**Task statement**
In the entries, find all lines that hold the word "heading" and copy them.

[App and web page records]
Content starts
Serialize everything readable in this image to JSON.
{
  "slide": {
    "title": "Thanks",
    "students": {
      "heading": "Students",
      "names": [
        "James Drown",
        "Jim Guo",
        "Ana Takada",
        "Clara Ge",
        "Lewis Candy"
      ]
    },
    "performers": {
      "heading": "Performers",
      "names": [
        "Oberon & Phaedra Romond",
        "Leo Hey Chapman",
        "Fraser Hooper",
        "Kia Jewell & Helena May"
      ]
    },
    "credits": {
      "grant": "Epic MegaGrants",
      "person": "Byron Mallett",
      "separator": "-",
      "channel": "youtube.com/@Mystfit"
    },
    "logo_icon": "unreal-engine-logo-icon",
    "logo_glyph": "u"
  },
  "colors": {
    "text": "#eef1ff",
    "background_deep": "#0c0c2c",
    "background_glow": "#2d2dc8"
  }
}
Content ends
**Output of the exercise**
      "heading": "Students",
      "heading": "Performers",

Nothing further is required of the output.